• The surgery was on a Tuesday, and I was discharged Wednesday afternoon.
Mayo will allow you to fly home the same day you were discharged if you want to. I chose to stay until Saturday.
They will give you food guidelines because you can't just eat normally right away.
The follow-up imaging is done at your home location, and you then mail Mayo a CD of the imaging. After they review it, they will call you for the follow-up appointment.
Weirdest thing is that most of the pain was in my shoulders afterward despite that I had five abdominal incisions. Apparently, this is normal because while performing the surgery, they fill your tummy up with gas (CO2, I think). They only way for the gas to dissipate from you body is for it to rise up to your shoulders. They will give you pain meds for this. (I can't take pain meds, so they put some kind of warming device on my shoulders, and when I was back at the hotel recovering, I used ThermaCare.)
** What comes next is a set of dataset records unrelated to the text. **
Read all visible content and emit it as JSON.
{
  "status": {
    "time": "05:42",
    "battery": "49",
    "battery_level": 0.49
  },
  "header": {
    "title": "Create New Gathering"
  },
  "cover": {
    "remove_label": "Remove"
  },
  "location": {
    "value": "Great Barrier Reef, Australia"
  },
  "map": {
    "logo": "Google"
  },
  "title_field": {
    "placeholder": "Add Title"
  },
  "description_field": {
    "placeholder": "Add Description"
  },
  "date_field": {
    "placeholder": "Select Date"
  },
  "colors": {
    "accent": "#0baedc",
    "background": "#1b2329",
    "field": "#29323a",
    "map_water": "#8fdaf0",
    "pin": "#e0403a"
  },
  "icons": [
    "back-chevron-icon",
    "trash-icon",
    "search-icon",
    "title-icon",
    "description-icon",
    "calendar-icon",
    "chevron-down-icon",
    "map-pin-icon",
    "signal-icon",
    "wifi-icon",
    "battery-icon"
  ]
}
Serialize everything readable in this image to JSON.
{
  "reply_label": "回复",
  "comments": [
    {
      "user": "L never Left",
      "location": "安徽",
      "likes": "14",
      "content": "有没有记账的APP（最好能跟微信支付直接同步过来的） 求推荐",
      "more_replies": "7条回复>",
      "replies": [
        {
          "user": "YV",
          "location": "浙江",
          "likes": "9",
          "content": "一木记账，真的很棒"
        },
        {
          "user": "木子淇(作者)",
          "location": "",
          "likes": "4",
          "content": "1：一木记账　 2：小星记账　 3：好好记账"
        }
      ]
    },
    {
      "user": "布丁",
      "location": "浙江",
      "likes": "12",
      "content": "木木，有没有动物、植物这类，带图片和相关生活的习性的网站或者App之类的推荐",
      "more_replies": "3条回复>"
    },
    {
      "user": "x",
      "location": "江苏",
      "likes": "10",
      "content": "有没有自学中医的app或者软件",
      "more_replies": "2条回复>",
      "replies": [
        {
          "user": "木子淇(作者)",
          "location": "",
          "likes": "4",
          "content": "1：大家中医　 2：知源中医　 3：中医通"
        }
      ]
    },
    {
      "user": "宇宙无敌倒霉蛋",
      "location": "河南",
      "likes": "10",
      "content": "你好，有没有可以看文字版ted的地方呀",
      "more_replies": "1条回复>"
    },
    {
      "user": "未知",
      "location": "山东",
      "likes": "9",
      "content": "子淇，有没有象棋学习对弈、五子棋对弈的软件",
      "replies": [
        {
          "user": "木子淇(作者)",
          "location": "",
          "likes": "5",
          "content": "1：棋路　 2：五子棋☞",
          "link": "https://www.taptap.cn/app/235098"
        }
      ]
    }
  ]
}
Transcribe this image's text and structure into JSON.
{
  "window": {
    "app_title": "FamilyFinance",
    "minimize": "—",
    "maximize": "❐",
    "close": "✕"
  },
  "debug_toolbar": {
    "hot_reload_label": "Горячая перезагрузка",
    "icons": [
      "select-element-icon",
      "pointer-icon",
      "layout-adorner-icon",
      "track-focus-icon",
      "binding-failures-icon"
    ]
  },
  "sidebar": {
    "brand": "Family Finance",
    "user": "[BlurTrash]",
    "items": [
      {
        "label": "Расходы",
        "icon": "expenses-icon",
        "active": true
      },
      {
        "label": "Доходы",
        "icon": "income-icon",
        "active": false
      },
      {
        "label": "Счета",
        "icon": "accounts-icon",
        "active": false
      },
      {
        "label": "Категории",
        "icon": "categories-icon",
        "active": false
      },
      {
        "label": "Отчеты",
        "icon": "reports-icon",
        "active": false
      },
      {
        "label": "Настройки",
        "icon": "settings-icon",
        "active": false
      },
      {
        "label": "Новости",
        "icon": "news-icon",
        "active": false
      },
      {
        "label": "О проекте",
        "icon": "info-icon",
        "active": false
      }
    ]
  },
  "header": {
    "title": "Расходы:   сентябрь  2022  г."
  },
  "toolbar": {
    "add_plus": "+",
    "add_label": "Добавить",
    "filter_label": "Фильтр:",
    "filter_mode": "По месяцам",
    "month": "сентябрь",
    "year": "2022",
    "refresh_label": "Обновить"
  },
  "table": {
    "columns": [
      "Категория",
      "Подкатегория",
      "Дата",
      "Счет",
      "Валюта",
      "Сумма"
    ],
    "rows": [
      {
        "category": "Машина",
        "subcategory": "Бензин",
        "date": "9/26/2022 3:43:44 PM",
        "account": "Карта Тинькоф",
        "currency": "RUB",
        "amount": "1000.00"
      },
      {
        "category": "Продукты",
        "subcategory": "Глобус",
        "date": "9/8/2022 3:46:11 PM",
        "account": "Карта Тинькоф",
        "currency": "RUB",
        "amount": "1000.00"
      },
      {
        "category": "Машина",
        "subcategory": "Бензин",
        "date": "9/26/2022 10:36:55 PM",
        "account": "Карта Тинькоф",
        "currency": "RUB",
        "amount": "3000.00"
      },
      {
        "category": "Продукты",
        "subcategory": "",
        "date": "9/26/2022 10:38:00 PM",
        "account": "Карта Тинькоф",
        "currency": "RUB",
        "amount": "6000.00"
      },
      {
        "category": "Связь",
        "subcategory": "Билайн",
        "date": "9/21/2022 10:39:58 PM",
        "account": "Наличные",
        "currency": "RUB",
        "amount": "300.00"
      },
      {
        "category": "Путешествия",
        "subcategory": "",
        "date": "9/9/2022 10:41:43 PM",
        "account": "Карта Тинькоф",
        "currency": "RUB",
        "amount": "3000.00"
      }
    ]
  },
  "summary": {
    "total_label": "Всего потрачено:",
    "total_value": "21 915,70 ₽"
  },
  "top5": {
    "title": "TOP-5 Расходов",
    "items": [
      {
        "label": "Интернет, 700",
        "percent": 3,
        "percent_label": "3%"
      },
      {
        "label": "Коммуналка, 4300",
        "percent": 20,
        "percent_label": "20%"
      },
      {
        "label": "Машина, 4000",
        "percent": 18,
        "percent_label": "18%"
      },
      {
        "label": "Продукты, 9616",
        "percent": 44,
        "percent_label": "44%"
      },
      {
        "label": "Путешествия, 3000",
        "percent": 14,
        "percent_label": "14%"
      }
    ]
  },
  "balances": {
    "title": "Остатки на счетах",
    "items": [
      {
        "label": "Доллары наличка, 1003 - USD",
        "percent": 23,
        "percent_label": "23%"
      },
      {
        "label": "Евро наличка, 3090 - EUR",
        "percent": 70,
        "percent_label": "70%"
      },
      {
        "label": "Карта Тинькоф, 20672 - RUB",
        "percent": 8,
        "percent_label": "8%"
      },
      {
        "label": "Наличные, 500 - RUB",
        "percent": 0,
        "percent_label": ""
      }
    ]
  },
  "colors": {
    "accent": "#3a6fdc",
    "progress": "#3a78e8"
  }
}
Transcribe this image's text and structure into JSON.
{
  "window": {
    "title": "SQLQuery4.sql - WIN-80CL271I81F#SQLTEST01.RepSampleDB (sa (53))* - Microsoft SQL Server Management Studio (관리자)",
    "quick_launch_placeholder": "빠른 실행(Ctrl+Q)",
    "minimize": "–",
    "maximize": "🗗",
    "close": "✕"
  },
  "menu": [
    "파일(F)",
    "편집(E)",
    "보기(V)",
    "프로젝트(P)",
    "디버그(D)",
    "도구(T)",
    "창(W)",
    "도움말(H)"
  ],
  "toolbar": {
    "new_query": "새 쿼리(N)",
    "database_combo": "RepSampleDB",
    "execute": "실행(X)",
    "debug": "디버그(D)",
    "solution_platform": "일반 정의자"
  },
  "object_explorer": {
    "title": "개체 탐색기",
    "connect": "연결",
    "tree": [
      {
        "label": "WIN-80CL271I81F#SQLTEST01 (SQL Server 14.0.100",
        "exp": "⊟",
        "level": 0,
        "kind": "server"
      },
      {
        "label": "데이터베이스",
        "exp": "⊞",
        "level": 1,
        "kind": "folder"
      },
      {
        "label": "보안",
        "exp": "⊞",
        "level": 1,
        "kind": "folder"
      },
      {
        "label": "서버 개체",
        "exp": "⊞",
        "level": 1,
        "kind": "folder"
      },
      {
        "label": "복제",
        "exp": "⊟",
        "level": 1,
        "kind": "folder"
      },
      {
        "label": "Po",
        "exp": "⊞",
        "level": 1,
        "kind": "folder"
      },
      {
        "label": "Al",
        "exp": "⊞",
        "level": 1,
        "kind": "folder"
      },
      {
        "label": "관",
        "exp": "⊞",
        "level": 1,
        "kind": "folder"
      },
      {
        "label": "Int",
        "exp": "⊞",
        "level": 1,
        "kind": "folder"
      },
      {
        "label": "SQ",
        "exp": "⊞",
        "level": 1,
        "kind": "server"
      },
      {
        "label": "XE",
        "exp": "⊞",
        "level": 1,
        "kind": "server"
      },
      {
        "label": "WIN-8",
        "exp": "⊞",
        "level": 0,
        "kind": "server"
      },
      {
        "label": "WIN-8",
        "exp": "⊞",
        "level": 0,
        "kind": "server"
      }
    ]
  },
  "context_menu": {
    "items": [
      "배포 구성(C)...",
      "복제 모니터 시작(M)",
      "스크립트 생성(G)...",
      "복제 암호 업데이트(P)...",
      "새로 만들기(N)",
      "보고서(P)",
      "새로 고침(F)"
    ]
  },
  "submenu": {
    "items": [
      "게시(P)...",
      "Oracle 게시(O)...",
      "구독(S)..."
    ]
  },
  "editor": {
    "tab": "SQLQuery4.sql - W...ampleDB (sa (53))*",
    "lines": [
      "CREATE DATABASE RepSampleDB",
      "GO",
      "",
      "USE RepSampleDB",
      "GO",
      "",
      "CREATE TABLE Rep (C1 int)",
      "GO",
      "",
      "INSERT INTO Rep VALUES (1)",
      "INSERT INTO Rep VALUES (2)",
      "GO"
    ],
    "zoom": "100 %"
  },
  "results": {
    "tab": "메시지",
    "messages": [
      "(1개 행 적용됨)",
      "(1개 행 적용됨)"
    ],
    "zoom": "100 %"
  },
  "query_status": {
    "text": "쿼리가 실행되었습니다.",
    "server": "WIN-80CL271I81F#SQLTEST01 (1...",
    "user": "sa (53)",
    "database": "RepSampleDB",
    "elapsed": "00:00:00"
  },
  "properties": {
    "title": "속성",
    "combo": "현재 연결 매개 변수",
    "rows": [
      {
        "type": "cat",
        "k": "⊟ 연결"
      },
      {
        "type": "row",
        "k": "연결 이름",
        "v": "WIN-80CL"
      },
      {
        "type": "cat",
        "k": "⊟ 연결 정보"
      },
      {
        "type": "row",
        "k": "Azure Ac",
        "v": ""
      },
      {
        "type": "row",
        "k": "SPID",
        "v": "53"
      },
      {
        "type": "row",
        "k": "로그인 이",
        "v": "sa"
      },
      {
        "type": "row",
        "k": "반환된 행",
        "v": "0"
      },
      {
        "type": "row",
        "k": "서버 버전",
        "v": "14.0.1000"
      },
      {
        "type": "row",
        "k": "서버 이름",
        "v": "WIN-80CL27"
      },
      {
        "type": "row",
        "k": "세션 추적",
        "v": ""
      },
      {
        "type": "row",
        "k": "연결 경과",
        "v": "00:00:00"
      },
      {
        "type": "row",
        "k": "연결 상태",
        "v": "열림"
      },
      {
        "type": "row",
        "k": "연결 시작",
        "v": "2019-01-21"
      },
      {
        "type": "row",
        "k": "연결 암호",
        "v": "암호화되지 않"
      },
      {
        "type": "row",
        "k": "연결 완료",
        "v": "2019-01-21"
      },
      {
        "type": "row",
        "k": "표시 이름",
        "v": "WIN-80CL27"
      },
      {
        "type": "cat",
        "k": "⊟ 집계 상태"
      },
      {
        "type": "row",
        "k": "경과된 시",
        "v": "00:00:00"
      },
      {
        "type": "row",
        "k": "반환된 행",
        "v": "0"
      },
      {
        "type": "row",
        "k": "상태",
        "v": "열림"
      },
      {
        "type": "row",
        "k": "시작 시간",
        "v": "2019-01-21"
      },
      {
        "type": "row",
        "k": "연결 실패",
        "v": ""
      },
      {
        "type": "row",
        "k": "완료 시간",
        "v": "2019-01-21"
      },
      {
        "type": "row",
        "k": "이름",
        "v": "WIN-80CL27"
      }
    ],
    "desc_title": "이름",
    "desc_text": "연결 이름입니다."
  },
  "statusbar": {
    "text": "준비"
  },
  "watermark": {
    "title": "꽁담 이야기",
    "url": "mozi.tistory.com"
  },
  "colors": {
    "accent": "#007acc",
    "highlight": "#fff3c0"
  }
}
I would not go to a general surgeon for this. Here's why... they needed to detach my diaphragm, esophagus, and stomach and move them about two inches lower. They then tack everything down, and then they perform the wrap of the stomach around the base of the esophagus. (If the esophagus is performing correctly, which they figure out via an imaging test called an esophagram prior to the surgery, they will do a 360º wrap of part of the stomach around the base of the esophagus. If the esophagus doesn't, then they perform a 270º wrap of the stomach.
@betterb4 I read above that you had a colonoscopy. What imaging exams have been performed on your GI system to view the area? Has your doctor ordered anything to view the area where you feel (lower esophagus/upper stomach)?
In addition to the foods listed above, I would avoid sugary foods, which I love. It would help me to drink some fat-free milk after dinner. Milk is a base and can help reduce the acid. Prior to my surgery, I would eat dinner by 5:00 p.m. Not ideal, but it did help.
From what I've learned, Nexium was actually never intended to be used long-term; the package insert states the time frames. It's also not good to use Tums long-term. With that said, heartburn and esophageal burn can cause other issues long-term.